START Material for the task
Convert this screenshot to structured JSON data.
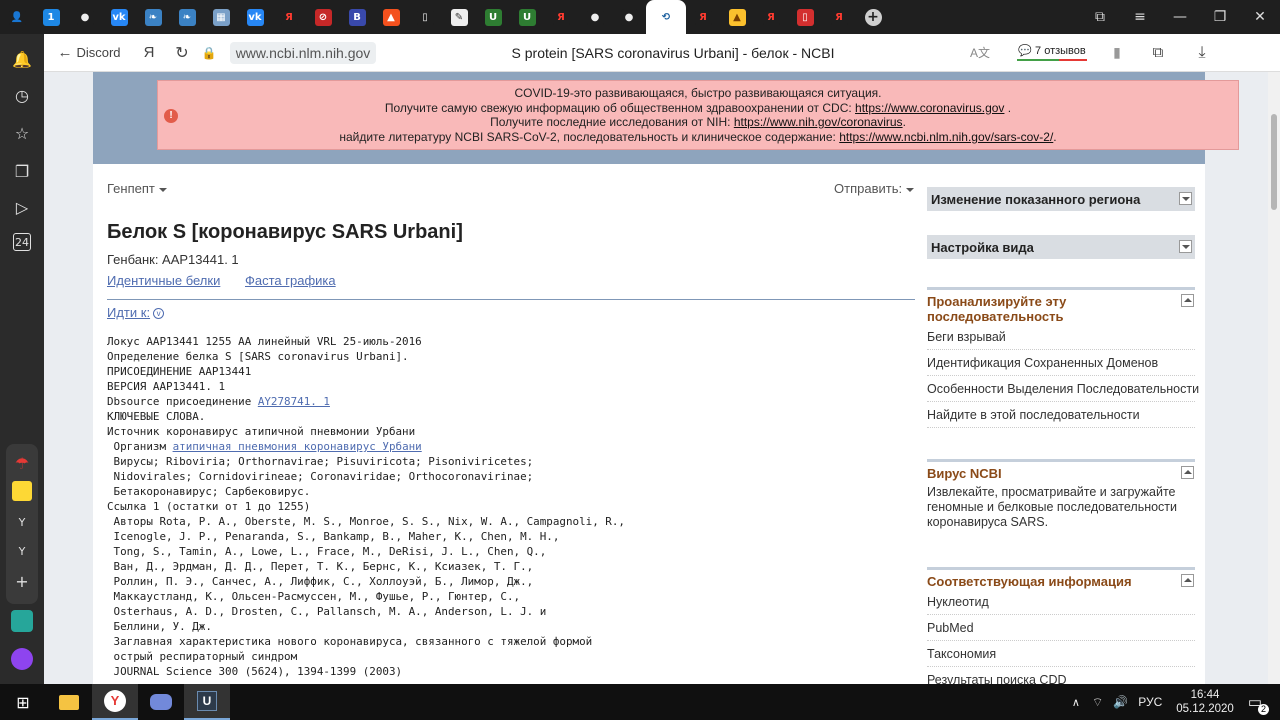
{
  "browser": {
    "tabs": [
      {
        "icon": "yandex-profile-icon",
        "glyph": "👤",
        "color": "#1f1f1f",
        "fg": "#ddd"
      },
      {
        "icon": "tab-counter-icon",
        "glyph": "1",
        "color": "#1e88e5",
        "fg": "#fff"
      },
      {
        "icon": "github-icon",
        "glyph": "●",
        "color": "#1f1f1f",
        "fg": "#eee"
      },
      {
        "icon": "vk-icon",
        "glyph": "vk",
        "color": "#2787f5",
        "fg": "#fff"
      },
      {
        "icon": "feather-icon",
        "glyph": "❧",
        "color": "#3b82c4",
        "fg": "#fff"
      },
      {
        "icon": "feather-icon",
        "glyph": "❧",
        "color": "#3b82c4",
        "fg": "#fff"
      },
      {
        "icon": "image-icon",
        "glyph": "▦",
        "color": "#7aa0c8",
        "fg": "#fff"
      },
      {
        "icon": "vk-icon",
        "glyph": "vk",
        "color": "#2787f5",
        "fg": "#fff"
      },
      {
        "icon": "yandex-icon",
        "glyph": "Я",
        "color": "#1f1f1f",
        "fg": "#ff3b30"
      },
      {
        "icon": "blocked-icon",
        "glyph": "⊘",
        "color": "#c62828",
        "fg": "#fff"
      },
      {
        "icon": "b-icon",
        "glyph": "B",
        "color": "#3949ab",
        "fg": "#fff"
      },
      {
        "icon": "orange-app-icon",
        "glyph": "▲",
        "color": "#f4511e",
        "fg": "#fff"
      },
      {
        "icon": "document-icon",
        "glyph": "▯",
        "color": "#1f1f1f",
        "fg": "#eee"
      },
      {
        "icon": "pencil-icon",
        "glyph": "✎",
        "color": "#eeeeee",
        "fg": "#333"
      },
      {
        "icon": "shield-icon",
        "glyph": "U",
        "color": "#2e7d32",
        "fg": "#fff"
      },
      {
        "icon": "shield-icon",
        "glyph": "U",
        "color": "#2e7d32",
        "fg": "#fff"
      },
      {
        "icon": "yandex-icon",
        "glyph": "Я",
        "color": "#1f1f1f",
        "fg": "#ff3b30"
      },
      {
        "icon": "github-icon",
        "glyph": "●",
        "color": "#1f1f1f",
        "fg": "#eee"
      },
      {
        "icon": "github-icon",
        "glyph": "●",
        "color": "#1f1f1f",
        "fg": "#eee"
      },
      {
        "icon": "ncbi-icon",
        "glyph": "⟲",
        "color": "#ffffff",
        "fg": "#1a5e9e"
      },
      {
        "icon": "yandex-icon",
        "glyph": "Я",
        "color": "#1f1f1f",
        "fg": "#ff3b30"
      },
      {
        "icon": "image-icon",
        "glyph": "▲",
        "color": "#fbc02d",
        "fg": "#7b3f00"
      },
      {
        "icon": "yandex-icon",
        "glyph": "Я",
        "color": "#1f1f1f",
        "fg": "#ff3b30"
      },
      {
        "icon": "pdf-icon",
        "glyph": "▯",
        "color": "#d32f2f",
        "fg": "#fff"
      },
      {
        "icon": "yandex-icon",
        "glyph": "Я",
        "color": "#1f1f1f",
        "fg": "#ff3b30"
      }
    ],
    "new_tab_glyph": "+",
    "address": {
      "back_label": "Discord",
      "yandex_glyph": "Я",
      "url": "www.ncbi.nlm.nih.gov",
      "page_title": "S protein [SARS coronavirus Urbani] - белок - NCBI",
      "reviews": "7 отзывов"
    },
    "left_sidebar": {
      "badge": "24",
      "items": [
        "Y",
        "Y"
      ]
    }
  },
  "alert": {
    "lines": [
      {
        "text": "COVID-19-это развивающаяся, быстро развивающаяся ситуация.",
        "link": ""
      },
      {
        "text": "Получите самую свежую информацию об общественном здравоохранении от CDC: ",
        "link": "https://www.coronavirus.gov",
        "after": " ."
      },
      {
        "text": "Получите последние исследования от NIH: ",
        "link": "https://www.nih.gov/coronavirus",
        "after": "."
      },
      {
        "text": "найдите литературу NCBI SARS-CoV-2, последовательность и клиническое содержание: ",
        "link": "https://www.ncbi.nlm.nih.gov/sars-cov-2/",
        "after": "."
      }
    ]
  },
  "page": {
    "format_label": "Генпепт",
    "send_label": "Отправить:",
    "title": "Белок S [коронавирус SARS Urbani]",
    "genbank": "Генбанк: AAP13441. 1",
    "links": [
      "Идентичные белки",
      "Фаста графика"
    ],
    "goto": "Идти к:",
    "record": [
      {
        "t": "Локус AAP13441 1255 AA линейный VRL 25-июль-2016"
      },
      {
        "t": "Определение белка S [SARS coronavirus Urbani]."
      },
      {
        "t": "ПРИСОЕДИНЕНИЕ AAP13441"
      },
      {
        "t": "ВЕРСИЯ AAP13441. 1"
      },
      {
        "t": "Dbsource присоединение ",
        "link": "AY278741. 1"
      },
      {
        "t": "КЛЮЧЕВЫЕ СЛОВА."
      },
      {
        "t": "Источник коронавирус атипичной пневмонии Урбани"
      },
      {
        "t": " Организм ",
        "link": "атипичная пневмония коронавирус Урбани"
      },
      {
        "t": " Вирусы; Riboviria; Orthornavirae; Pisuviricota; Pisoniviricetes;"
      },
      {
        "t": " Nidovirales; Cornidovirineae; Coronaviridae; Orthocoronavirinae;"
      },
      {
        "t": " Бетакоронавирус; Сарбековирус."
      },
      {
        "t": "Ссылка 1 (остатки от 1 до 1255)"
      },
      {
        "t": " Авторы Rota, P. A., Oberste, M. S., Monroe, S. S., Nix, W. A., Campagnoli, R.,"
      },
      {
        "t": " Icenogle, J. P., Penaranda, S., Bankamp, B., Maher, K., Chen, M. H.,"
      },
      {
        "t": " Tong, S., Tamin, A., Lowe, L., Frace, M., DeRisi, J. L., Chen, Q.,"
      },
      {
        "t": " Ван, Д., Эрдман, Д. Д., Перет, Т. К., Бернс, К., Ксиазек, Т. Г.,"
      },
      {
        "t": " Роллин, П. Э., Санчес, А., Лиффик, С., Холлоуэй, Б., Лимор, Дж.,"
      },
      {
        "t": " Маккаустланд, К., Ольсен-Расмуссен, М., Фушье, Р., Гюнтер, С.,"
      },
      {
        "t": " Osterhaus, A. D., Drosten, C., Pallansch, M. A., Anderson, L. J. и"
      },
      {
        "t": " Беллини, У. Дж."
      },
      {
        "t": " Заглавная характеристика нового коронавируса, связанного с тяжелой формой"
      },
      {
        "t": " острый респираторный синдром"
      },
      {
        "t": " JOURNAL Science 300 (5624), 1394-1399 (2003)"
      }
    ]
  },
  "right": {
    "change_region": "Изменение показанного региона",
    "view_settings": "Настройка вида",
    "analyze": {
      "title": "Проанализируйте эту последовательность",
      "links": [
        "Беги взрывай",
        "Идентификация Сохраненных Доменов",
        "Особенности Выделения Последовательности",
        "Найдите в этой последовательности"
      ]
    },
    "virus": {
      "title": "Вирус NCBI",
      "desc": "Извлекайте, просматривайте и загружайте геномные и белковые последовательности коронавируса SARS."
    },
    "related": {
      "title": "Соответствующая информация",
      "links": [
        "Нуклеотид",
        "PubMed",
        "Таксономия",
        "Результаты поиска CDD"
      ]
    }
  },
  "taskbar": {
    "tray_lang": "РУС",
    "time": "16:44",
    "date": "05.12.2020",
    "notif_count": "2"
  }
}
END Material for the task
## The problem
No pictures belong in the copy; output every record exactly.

## Exercise solution
Convert this screenshot to structured JSON data.
{
  "browser": {
    "tabs": [
      {
        "icon": "yandex-profile-icon",
        "glyph": "👤",
        "color": "#1f1f1f",
        "fg": "#ddd"
      },
      {
        "icon": "tab-counter-icon",
        "glyph": "1",
        "color": "#1e88e5",
        "fg": "#fff"
      },
      {
        "icon": "github-icon",
        "glyph": "●",
        "color": "#1f1f1f",
        "fg": "#eee"
      },
      {
        "icon": "vk-icon",
        "glyph": "vk",
        "color": "#2787f5",
        "fg": "#fff"
      },
      {
        "icon": "feather-icon",
        "glyph": "❧",
        "color": "#3b82c4",
        "fg": "#fff"
      },
      {
        "icon": "feather-icon",
        "glyph": "❧",
        "color": "#3b82c4",
        "fg": "#fff"
      },
      {
        "icon": "image-icon",
        "glyph": "▦",
        "color": "#7aa0c8",
        "fg": "#fff"
      },
      {
        "icon": "vk-icon",
        "glyph": "vk",
        "color": "#2787f5",
        "fg": "#fff"
      },
      {
        "icon": "yandex-icon",
        "glyph": "Я",
        "color": "#1f1f1f",
        "fg": "#ff3b30"
      },
      {
        "icon": "blocked-icon",
        "glyph": "⊘",
        "color": "#c62828",
        "fg": "#fff"
      },
      {
        "icon": "b-icon",
        "glyph": "B",
        "color": "#3949ab",
        "fg": "#fff"
      },
      {
        "icon": "orange-app-icon",
        "glyph": "▲",
        "color": "#f4511e",
        "fg": "#fff"
      },
      {
        "icon": "document-icon",
        "glyph": "▯",
        "color": "#1f1f1f",
        "fg": "#eee"
      },
      {
        "icon": "pencil-icon",
        "glyph": "✎",
        "color": "#eeeeee",
        "fg": "#333"
      },
      {
        "icon": "shield-icon",
        "glyph": "U",
        "color": "#2e7d32",
        "fg": "#fff"
      },
      {
        "icon": "shield-icon",
        "glyph": "U",
        "color": "#2e7d32",
        "fg": "#fff"
      },
      {
        "icon": "yandex-icon",
        "glyph": "Я",
        "color": "#1f1f1f",
        "fg": "#ff3b30"
      },
      {
        "icon": "github-icon",
        "glyph": "●",
        "color": "#1f1f1f",
        "fg": "#eee"
      },
      {
        "icon": "github-icon",
        "glyph": "●",
        "color": "#1f1f1f",
        "fg": "#eee"
      },
      {
        "icon": "ncbi-icon",
        "glyph": "⟲",
        "color": "#ffffff",
        "fg": "#1a5e9e"
      },
      {
        "icon": "yandex-icon",
        "glyph": "Я",
        "color": "#1f1f1f",
        "fg": "#ff3b30"
      },
      {
        "icon": "image-icon",
        "glyph": "▲",
        "color": "#fbc02d",
        "fg": "#7b3f00"
      },
      {
        "icon": "yandex-icon",
        "glyph": "Я",
        "color": "#1f1f1f",
        "fg": "#ff3b30"
      },
      {
        "icon": "pdf-icon",
        "glyph": "▯",
        "color": "#d32f2f",
        "fg": "#fff"
      },
      {
        "icon": "yandex-icon",
        "glyph": "Я",
        "color": "#1f1f1f",
        "fg": "#ff3b30"
      }
    ],
    "new_tab_glyph": "+",
    "address": {
      "back_label": "Discord",
      "yandex_glyph": "Я",
      "url": "www.ncbi.nlm.nih.gov",
      "page_title": "S protein [SARS coronavirus Urbani] - белок - NCBI",
      "reviews": "7 отзывов"
    },
    "left_sidebar": {
      "badge": "24",
      "items": [
        "Y",
        "Y"
      ]
    }
  },
  "alert": {
    "lines": [
      {
        "text": "COVID-19-это развивающаяся, быстро развивающаяся ситуация.",
        "link": ""
      },
      {
        "text": "Получите самую свежую информацию об общественном здравоохранении от CDC: ",
        "link": "https://www.coronavirus.gov",
        "after": " ."
      },
      {
        "text": "Получите последние исследования от NIH: ",
        "link": "https://www.nih.gov/coronavirus",
        "after": "."
      },
      {
        "text": "найдите литературу NCBI SARS-CoV-2, последовательность и клиническое содержание: ",
        "link": "https://www.ncbi.nlm.nih.gov/sars-cov-2/",
        "after": "."
      }
    ]
  },
  "page": {
    "format_label": "Генпепт",
    "send_label": "Отправить:",
    "title": "Белок S [коронавирус SARS Urbani]",
    "genbank": "Генбанк: AAP13441. 1",
    "links": [
      "Идентичные белки",
      "Фаста графика"
    ],
    "goto": "Идти к:",
    "record": [
      {
        "t": "Локус AAP13441 1255 AA линейный VRL 25-июль-2016"
      },
      {
        "t": "Определение белка S [SARS coronavirus Urbani]."
      },
      {
        "t": "ПРИСОЕДИНЕНИЕ AAP13441"
      },
      {
        "t": "ВЕРСИЯ AAP13441. 1"
      },
      {
        "t": "Dbsource присоединение ",
        "link": "AY278741. 1"
      },
      {
        "t": "КЛЮЧЕВЫЕ СЛОВА."
      },
      {
        "t": "Источник коронавирус атипичной пневмонии Урбани"
      },
      {
        "t": " Организм ",
        "link": "атипичная пневмония коронавирус Урбани"
      },
      {
        "t": " Вирусы; Riboviria; Orthornavirae; Pisuviricota; Pisoniviricetes;"
      },
      {
        "t": " Nidovirales; Cornidovirineae; Coronaviridae; Orthocoronavirinae;"
      },
      {
        "t": " Бетакоронавирус; Сарбековирус."
      },
      {
        "t": "Ссылка 1 (остатки от 1 до 1255)"
      },
      {
        "t": " Авторы Rota, P. A., Oberste, M. S., Monroe, S. S., Nix, W. A., Campagnoli, R.,"
      },
      {
        "t": " Icenogle, J. P., Penaranda, S., Bankamp, B., Maher, K., Chen, M. H.,"
      },
      {
        "t": " Tong, S., Tamin, A., Lowe, L., Frace, M., DeRisi, J. L., Chen, Q.,"
      },
      {
        "t": " Ван, Д., Эрдман, Д. Д., Перет, Т. К., Бернс, К., Ксиазек, Т. Г.,"
      },
      {
        "t": " Роллин, П. Э., Санчес, А., Лиффик, С., Холлоуэй, Б., Лимор, Дж.,"
      },
      {
        "t": " Маккаустланд, К., Ольсен-Расмуссен, М., Фушье, Р., Гюнтер, С.,"
      },
      {
        "t": " Osterhaus, A. D., Drosten, C., Pallansch, M. A., Anderson, L. J. и"
      },
      {
        "t": " Беллини, У. Дж."
      },
      {
        "t": " Заглавная характеристика нового коронавируса, связанного с тяжелой формой"
      },
      {
        "t": " острый респираторный синдром"
      },
      {
        "t": " JOURNAL Science 300 (5624), 1394-1399 (2003)"
      }
    ]
  },
  "right": {
    "change_region": "Изменение показанного региона",
    "view_settings": "Настройка вида",
    "analyze": {
      "title": "Проанализируйте эту последовательность",
      "links": [
        "Беги взрывай",
        "Идентификация Сохраненных Доменов",
        "Особенности Выделения Последовательности",
        "Найдите в этой последовательности"
      ]
    },
    "virus": {
      "title": "Вирус NCBI",
      "desc": "Извлекайте, просматривайте и загружайте геномные и белковые последовательности коронавируса SARS."
    },
    "related": {
      "title": "Соответствующая информация",
      "links": [
        "Нуклеотид",
        "PubMed",
        "Таксономия",
        "Результаты поиска CDD"
      ]
    }
  },
  "taskbar": {
    "tray_lang": "РУС",
    "time": "16:44",
    "date": "05.12.2020",
    "notif_count": "2"
  }
}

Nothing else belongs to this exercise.